“One judgment could bankrupt them,” said Cox. “They [cities] based their legal theory on big tobacco.”
So on March 9, 1999, Republicans in Congress launched an effort to create a federal ban on such lawsuits.
One month later, Columbine derailed efforts to move the legislation in the 106th Congress. A bill returned in the 107th Congress, only to be shelved in 2002 — the same year of the D.C. sniper case.
“I think one of the reasons the battle was so intense, and one of the reasons we were able to block passage, was because we focused attention on the victims of violence who would be unable to file lawsuits,” Henigan said.

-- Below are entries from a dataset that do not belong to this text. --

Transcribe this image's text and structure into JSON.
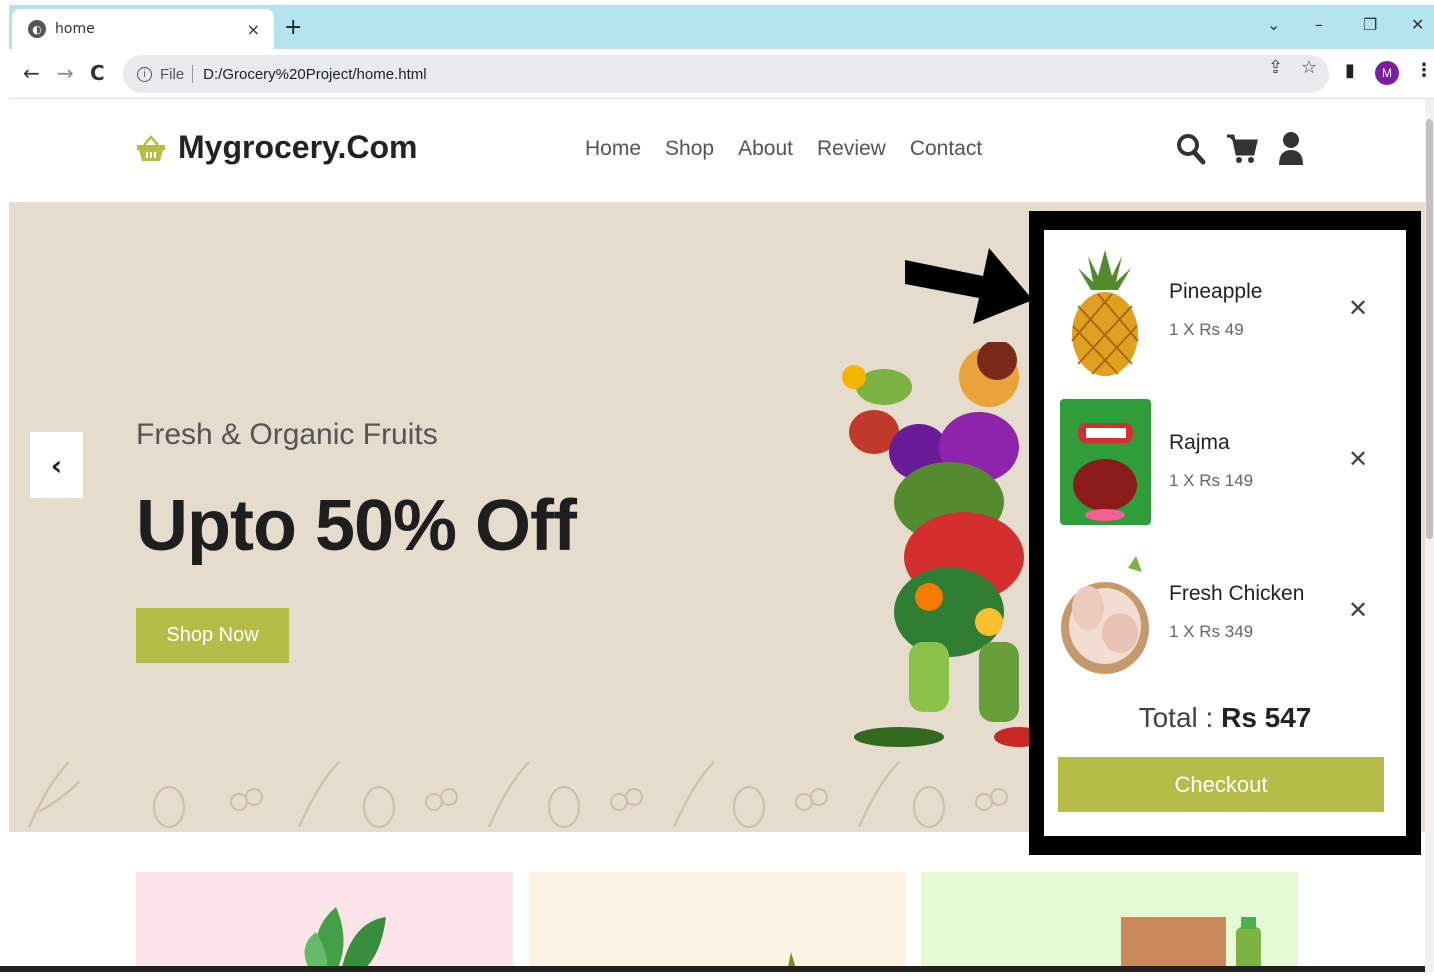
{
  "browser": {
    "tab_title": "home",
    "tab_close": "×",
    "new_tab": "+",
    "url_scheme": "File",
    "url": "D:/Grocery%20Project/home.html",
    "profile_initial": "M"
  },
  "site": {
    "logo_text": "Mygrocery.Com",
    "nav": [
      "Home",
      "Shop",
      "About",
      "Review",
      "Contact"
    ]
  },
  "hero": {
    "subtitle": "Fresh & Organic Fruits",
    "title": "Upto 50% Off",
    "cta": "Shop Now",
    "prev_glyph": "‹"
  },
  "cart": {
    "items": [
      {
        "name": "Pineapple",
        "qty": "1 X Rs 49"
      },
      {
        "name": "Rajma",
        "qty": "1 X Rs 149"
      },
      {
        "name": "Fresh Chicken",
        "qty": "1 X Rs 349"
      }
    ],
    "remove_glyph": "✕",
    "total_label": "Total :",
    "total_value": "Rs 547",
    "checkout_label": "Checkout"
  },
  "colors": {
    "accent": "#b5bc48",
    "hero_bg": "#e5dccd",
    "tabstrip": "#b5e4f0",
    "card1": "#fce4e8",
    "card2": "#fdf3e4",
    "card3": "#e4f9d4"
  }
}
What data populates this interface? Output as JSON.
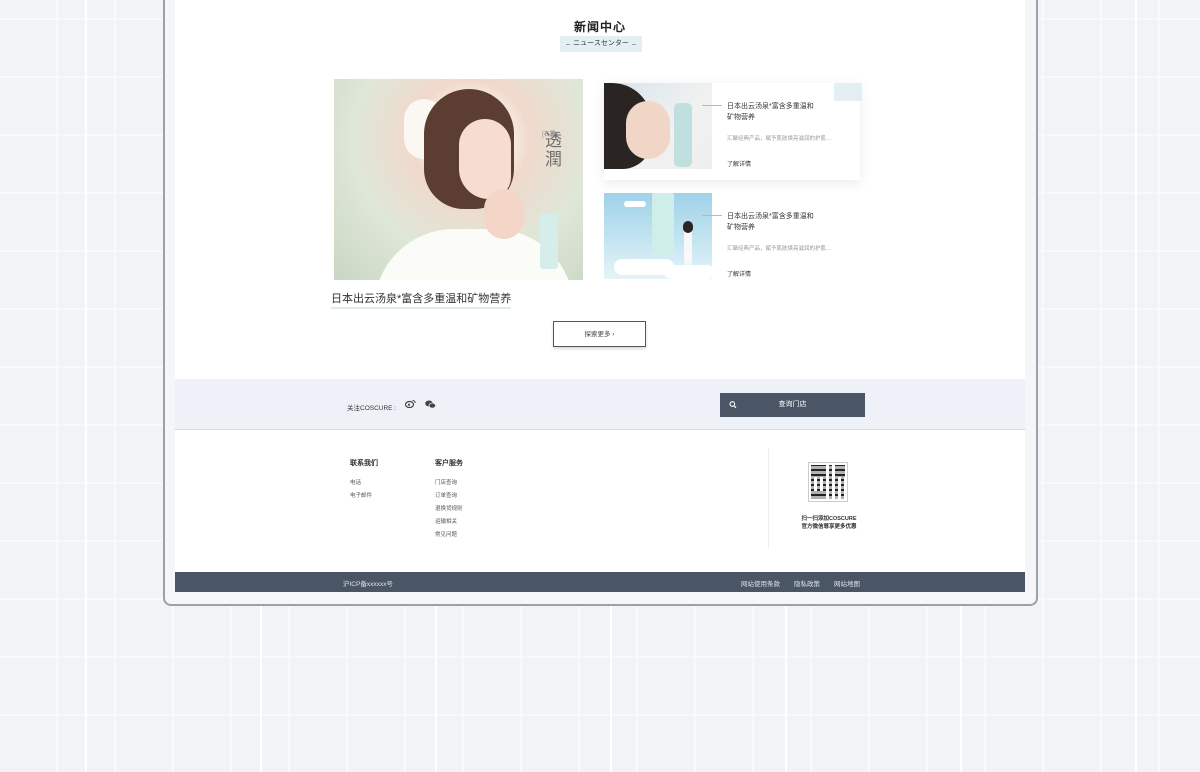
{
  "news": {
    "title": "新闻中心",
    "subtitle": "ニュースセンター",
    "feature": {
      "vertical_text": "透潤",
      "tag": "[右置]",
      "caption": "日本出云汤泉*富含多重温和矿物营养"
    },
    "cards": [
      {
        "title": "日本出云汤泉*富含多重温和矿物营养",
        "desc": "汇聚经典产品，赋予肌肤焕亮滋润的护肌…",
        "more": "了解详情"
      },
      {
        "title": "日本出云汤泉*富含多重温和矿物营养",
        "desc": "汇聚经典产品，赋予肌肤焕亮滋润的护肌…",
        "more": "了解详情"
      }
    ],
    "explore": "探索更多  ›"
  },
  "follow": {
    "label": "关注COSCURE :",
    "icons": [
      "weibo-icon",
      "wechat-icon"
    ],
    "store_button": "查询门店"
  },
  "footer": {
    "contact": {
      "heading": "联系我们",
      "items": [
        "电话",
        "电子邮件"
      ]
    },
    "service": {
      "heading": "客户服务",
      "items": [
        "门店查询",
        "订单查询",
        "退换货规则",
        "运输相关",
        "常见问题"
      ]
    },
    "qr_text_1": "扫一扫添加COSCURE",
    "qr_text_2": "官方微信尊享更多优惠",
    "icp": "沪ICP备xxxxxx号",
    "links": [
      "网站使用条款",
      "隐私政策",
      "网站地图"
    ]
  },
  "colors": {
    "accent": "#4a5566",
    "light_band": "#eef1f7",
    "pale_teal": "#e4eff4"
  }
}
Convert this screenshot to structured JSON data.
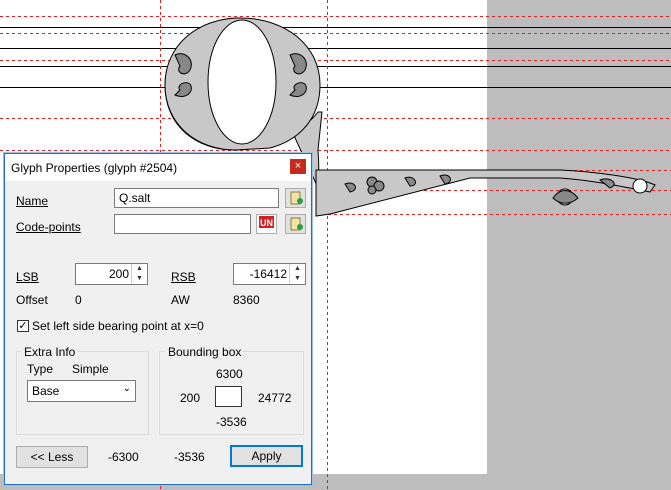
{
  "dialog": {
    "title": "Glyph Properties (glyph #2504)",
    "close_glyph": "×",
    "name_label": "Name",
    "name_value": "Q.salt",
    "codepoints_label": "Code-points",
    "codepoints_value": "",
    "lsb_label": "LSB",
    "lsb_value": "200",
    "rsb_label": "RSB",
    "rsb_value": "-16412",
    "offset_label": "Offset",
    "offset_value": "0",
    "aw_label": "AW",
    "aw_value": "8360",
    "checkbox_label": "Set left side bearing point at x=0",
    "checkbox_checked": true,
    "extra_info_title": "Extra Info",
    "type_label": "Type",
    "type_value": "Simple",
    "glyph_class": "Base",
    "bbox_title": "Bounding box",
    "bbox_top": "6300",
    "bbox_left": "200",
    "bbox_right": "24772",
    "bbox_bottom": "-3536",
    "less_button": "<< Less",
    "footer_x": "-6300",
    "footer_y": "-3536",
    "apply_button": "Apply"
  },
  "icons": {
    "paste": "paste-icon",
    "unicode": "unicode-icon",
    "unicode_text": "UN"
  }
}
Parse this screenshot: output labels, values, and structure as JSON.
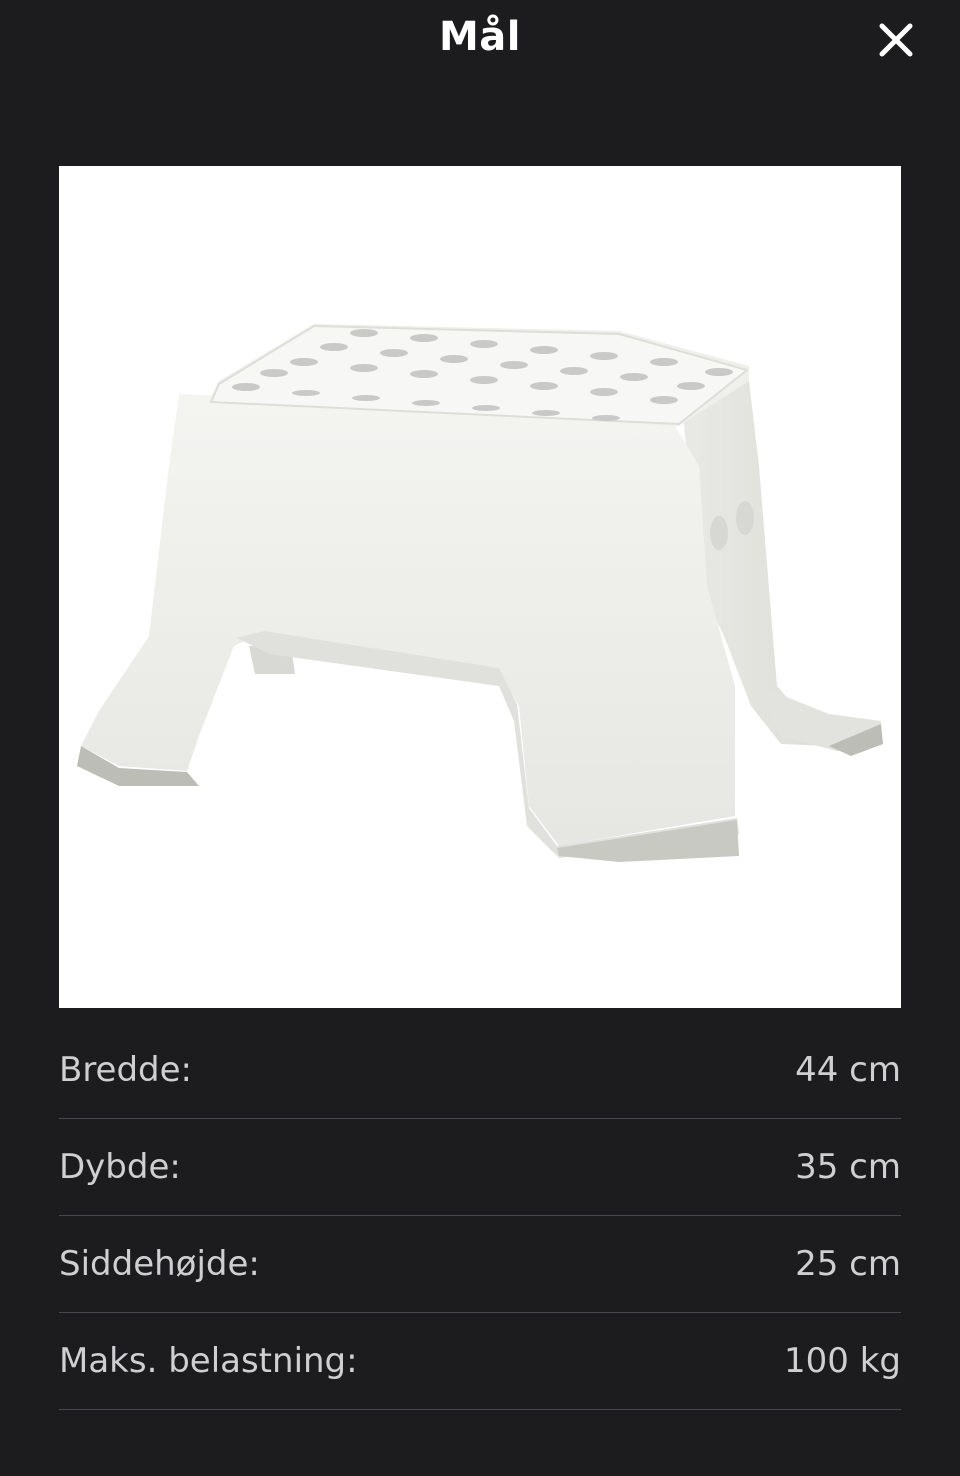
{
  "header": {
    "title": "Mål",
    "close_icon": "close-icon"
  },
  "product_image": {
    "subject": "white plastic step stool with perforated top"
  },
  "specs": [
    {
      "label": "Bredde:",
      "value": "44 cm"
    },
    {
      "label": "Dybde:",
      "value": "35 cm"
    },
    {
      "label": "Siddehøjde:",
      "value": "25 cm"
    },
    {
      "label": "Maks. belastning:",
      "value": "100 kg"
    }
  ],
  "colors": {
    "background": "#1c1c1e",
    "title": "#ffffff",
    "text": "#cfcfd2",
    "divider": "#48484c"
  }
}
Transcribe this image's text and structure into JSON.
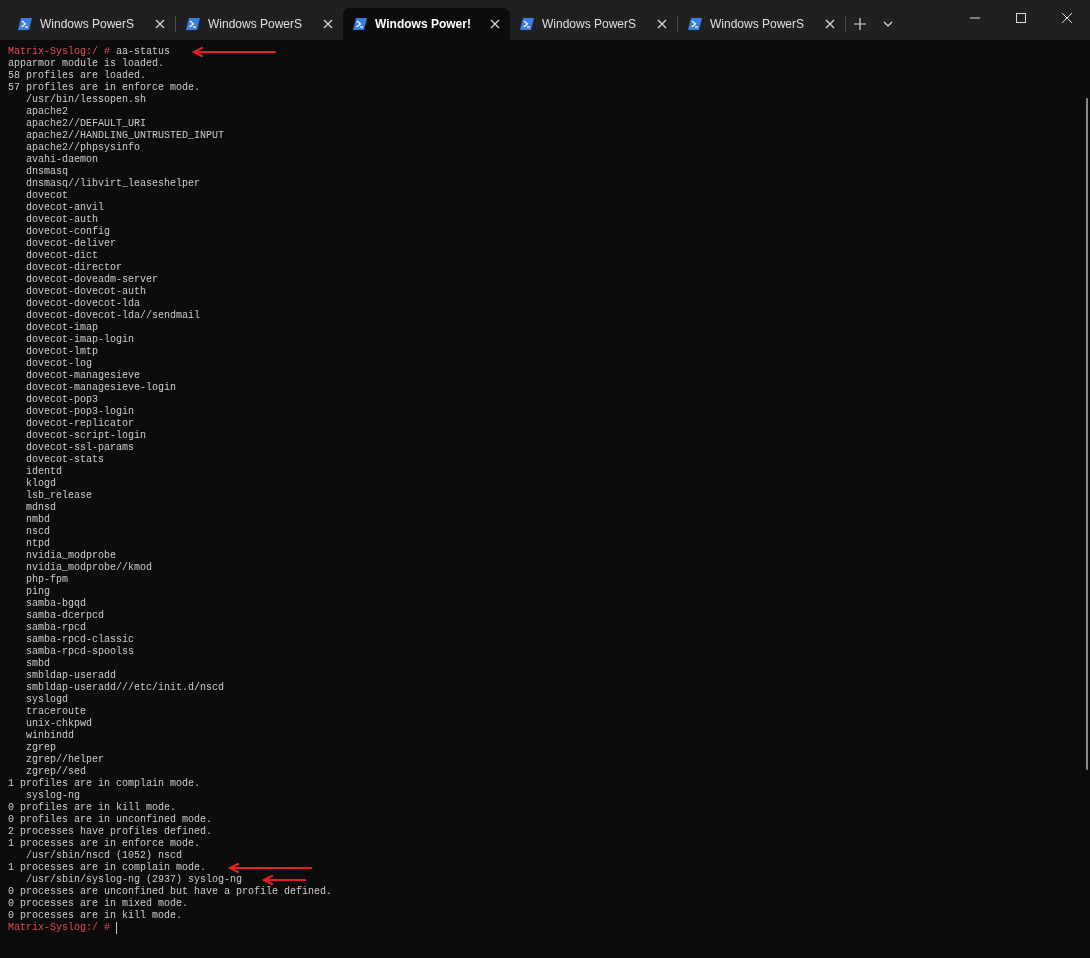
{
  "tabs": [
    {
      "title": "Windows PowerS",
      "selected": false
    },
    {
      "title": "Windows PowerS",
      "selected": false
    },
    {
      "title": "Windows Power!",
      "selected": true
    },
    {
      "title": "Windows PowerS",
      "selected": false
    },
    {
      "title": "Windows PowerS",
      "selected": false
    }
  ],
  "terminal": {
    "lines": [
      {
        "kind": "prompt",
        "prompt": "Matrix-Syslog:/ #",
        "command": "aa-status",
        "arrow": true
      },
      {
        "kind": "output",
        "text": "apparmor module is loaded."
      },
      {
        "kind": "output",
        "text": "58 profiles are loaded."
      },
      {
        "kind": "output",
        "text": "57 profiles are in enforce mode."
      },
      {
        "kind": "item",
        "text": "/usr/bin/lessopen.sh"
      },
      {
        "kind": "item",
        "text": "apache2"
      },
      {
        "kind": "item",
        "text": "apache2//DEFAULT_URI"
      },
      {
        "kind": "item",
        "text": "apache2//HANDLING_UNTRUSTED_INPUT"
      },
      {
        "kind": "item",
        "text": "apache2//phpsysinfo"
      },
      {
        "kind": "item",
        "text": "avahi-daemon"
      },
      {
        "kind": "item",
        "text": "dnsmasq"
      },
      {
        "kind": "item",
        "text": "dnsmasq//libvirt_leaseshelper"
      },
      {
        "kind": "item",
        "text": "dovecot"
      },
      {
        "kind": "item",
        "text": "dovecot-anvil"
      },
      {
        "kind": "item",
        "text": "dovecot-auth"
      },
      {
        "kind": "item",
        "text": "dovecot-config"
      },
      {
        "kind": "item",
        "text": "dovecot-deliver"
      },
      {
        "kind": "item",
        "text": "dovecot-dict"
      },
      {
        "kind": "item",
        "text": "dovecot-director"
      },
      {
        "kind": "item",
        "text": "dovecot-doveadm-server"
      },
      {
        "kind": "item",
        "text": "dovecot-dovecot-auth"
      },
      {
        "kind": "item",
        "text": "dovecot-dovecot-lda"
      },
      {
        "kind": "item",
        "text": "dovecot-dovecot-lda//sendmail"
      },
      {
        "kind": "item",
        "text": "dovecot-imap"
      },
      {
        "kind": "item",
        "text": "dovecot-imap-login"
      },
      {
        "kind": "item",
        "text": "dovecot-lmtp"
      },
      {
        "kind": "item",
        "text": "dovecot-log"
      },
      {
        "kind": "item",
        "text": "dovecot-managesieve"
      },
      {
        "kind": "item",
        "text": "dovecot-managesieve-login"
      },
      {
        "kind": "item",
        "text": "dovecot-pop3"
      },
      {
        "kind": "item",
        "text": "dovecot-pop3-login"
      },
      {
        "kind": "item",
        "text": "dovecot-replicator"
      },
      {
        "kind": "item",
        "text": "dovecot-script-login"
      },
      {
        "kind": "item",
        "text": "dovecot-ssl-params"
      },
      {
        "kind": "item",
        "text": "dovecot-stats"
      },
      {
        "kind": "item",
        "text": "identd"
      },
      {
        "kind": "item",
        "text": "klogd"
      },
      {
        "kind": "item",
        "text": "lsb_release"
      },
      {
        "kind": "item",
        "text": "mdnsd"
      },
      {
        "kind": "item",
        "text": "nmbd"
      },
      {
        "kind": "item",
        "text": "nscd"
      },
      {
        "kind": "item",
        "text": "ntpd"
      },
      {
        "kind": "item",
        "text": "nvidia_modprobe"
      },
      {
        "kind": "item",
        "text": "nvidia_modprobe//kmod"
      },
      {
        "kind": "item",
        "text": "php-fpm"
      },
      {
        "kind": "item",
        "text": "ping"
      },
      {
        "kind": "item",
        "text": "samba-bgqd"
      },
      {
        "kind": "item",
        "text": "samba-dcerpcd"
      },
      {
        "kind": "item",
        "text": "samba-rpcd"
      },
      {
        "kind": "item",
        "text": "samba-rpcd-classic"
      },
      {
        "kind": "item",
        "text": "samba-rpcd-spoolss"
      },
      {
        "kind": "item",
        "text": "smbd"
      },
      {
        "kind": "item",
        "text": "smbldap-useradd"
      },
      {
        "kind": "item",
        "text": "smbldap-useradd///etc/init.d/nscd"
      },
      {
        "kind": "item",
        "text": "syslogd"
      },
      {
        "kind": "item",
        "text": "traceroute"
      },
      {
        "kind": "item",
        "text": "unix-chkpwd"
      },
      {
        "kind": "item",
        "text": "winbindd"
      },
      {
        "kind": "item",
        "text": "zgrep"
      },
      {
        "kind": "item",
        "text": "zgrep//helper"
      },
      {
        "kind": "item",
        "text": "zgrep//sed"
      },
      {
        "kind": "output",
        "text": "1 profiles are in complain mode."
      },
      {
        "kind": "item",
        "text": "syslog-ng"
      },
      {
        "kind": "output",
        "text": "0 profiles are in kill mode."
      },
      {
        "kind": "output",
        "text": "0 profiles are in unconfined mode."
      },
      {
        "kind": "output",
        "text": "2 processes have profiles defined."
      },
      {
        "kind": "output",
        "text": "1 processes are in enforce mode."
      },
      {
        "kind": "item",
        "text": "/usr/sbin/nscd (1052) nscd"
      },
      {
        "kind": "output",
        "text": "1 processes are in complain mode.",
        "arrow": true
      },
      {
        "kind": "item",
        "text": "/usr/sbin/syslog-ng (2937) syslog-ng",
        "arrow": true
      },
      {
        "kind": "output",
        "text": "0 processes are unconfined but have a profile defined."
      },
      {
        "kind": "output",
        "text": "0 processes are in mixed mode."
      },
      {
        "kind": "output",
        "text": "0 processes are in kill mode."
      },
      {
        "kind": "prompt",
        "prompt": "Matrix-Syslog:/ #",
        "cursor": true
      }
    ]
  }
}
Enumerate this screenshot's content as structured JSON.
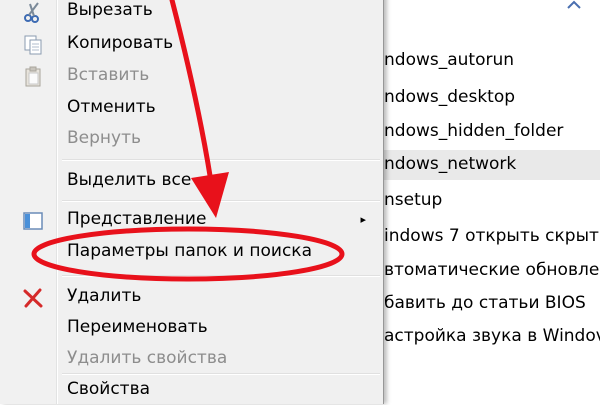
{
  "menu": {
    "items": [
      {
        "label": "Вырезать",
        "icon": "scissors-icon",
        "disabled": false
      },
      {
        "label": "Копировать",
        "icon": "copy-icon",
        "disabled": false
      },
      {
        "label": "Вставить",
        "icon": "paste-icon",
        "disabled": true
      },
      {
        "label": "Отменить",
        "icon": "",
        "disabled": false
      },
      {
        "label": "Вернуть",
        "icon": "",
        "disabled": true
      },
      {
        "label": "Выделить все",
        "icon": "",
        "disabled": false
      },
      {
        "label": "Представление",
        "icon": "view-icon",
        "disabled": false,
        "submenu": true
      },
      {
        "label": "Параметры папок и поиска",
        "icon": "",
        "disabled": false
      },
      {
        "label": "Удалить",
        "icon": "delete-x-icon",
        "disabled": false
      },
      {
        "label": "Переименовать",
        "icon": "",
        "disabled": false
      },
      {
        "label": "Удалить свойства",
        "icon": "",
        "disabled": true
      },
      {
        "label": "Свойства",
        "icon": "",
        "disabled": false
      }
    ],
    "submenu_glyph": "▸"
  },
  "files": {
    "items": [
      {
        "name": "ndows_autorun",
        "selected": false
      },
      {
        "name": "ndows_desktop",
        "selected": false
      },
      {
        "name": "ndows_hidden_folder",
        "selected": false
      },
      {
        "name": "ndows_network",
        "selected": true
      },
      {
        "name": "nsetup",
        "selected": false
      },
      {
        "name": "indows 7 открыть скрыт",
        "selected": false
      },
      {
        "name": "втоматические обновле",
        "selected": false
      },
      {
        "name": "бавить до статьи BIOS",
        "selected": false
      },
      {
        "name": "астройка звука в Windov",
        "selected": false
      }
    ]
  },
  "colors": {
    "annotation": "#e8111b",
    "menu_bg": "#f0f0f0",
    "disabled_text": "#8d8d8d"
  }
}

In the 108th Congress, the House passed a version of the bill by a vote of 285-140 and the Senate moved close to matching when Craig attracted 54 cosponsors for a companion bill.
But Senate Democrats succeeded in attaching three amendments opposed by the bill’s backers, including a renewal of the assault weapons ban (PL 103-322) and Republicans — at the urging of the NRA — were forced to defeat their own bill.
But Republican gains in the November election — they added four Senate seats — solidified their majority and made the Democrats’ task tougher in the 109th Congress.
Senate Majority Leader Bill Frist, R-Tenn., used procedural maneuvers to control what amendments Democrats could offer. As a result, only one provision was added: an amendment by Herb Kohl of Wisconsin that would require child safety devices to be sold with all handguns.
One Piece at a Time
The gun bill would be the second major victory for Republican efforts to overhaul the civil justice system this year. It comes eight months after the president signed into law another piece of legislation (PL 109-2) previously stalled in the Senate that is designed to shift more class action lawsuits from state to federal court.
Tort overhaul advocates, including leaders of the U.S. Chamber of Commerce, placed the blame for the class action bill’s failure last year squarely on the shoulders of former Minority Leader Tom Daschle, D-S.D. (House, 1979-87; Senate, 1987-2005), who was defeated last year by Republican John Thune.
“Elections have consequences,” Craig said.
The gun bill also is the latest in a string of laws enacted in the Republican-controlled Congress in recent years to protect specific industries from lawsuits. Since the early 1990s, the manufacturers of vaccines and small planes as well as organizations that perform volunteer medical missions such as transporting organ donations or transferring used fire equipment were all granted protection by Congress.
A similar measure that would protect food companies sued by customers on the grounds their offerings made them obese passed the House on Wednesday but is unlikely to be taken up in the Senate this year. John Cornyn, R-Texas, has introduced a bill (S 1406) to shield manufacturers of respirators used to protect against environmental hazards.
After Republicans took control of Congress more than a decade ago, they discovered it would be difficult to enact broader legislation to shield more manufacturers. American Tort Reform Association general counsel Victor E. Schwartz says focusing on narrow industry-specific bills has proven far more successful by avoiding the types of lawsuits most important to trial lawyers.
“The bills that are passing are ones where very few plaintiffs’ lawyers bring these kinds of suits,” Schwartz said.
Critics say tort overhaul proponents’ bite-size approach is slowly encroaching on an area of law long left to the states.
“Their strategy is clear,” said Andrew Popper, an American University law professor who testified against Republican tort overhaul bills last year. “They pick areas that are currently in the news, generate by publicity a certain amount of outrage by mischaracterization, and when the temperature is right, see if you can pass a federal law. Do it in enough areas, do it frequently enough and you get the public accustomed to the absurd notion that tort law is somehow federal.”
But another GOP tort priority, legislation designed to create an asbestos trust fund, is likely dead for the year. Senate Judiciary Committee member Dianne Feinstein, D-Calif., said earlier this week that she believes there simply will be no floor time left this year to take up the bill (S 852).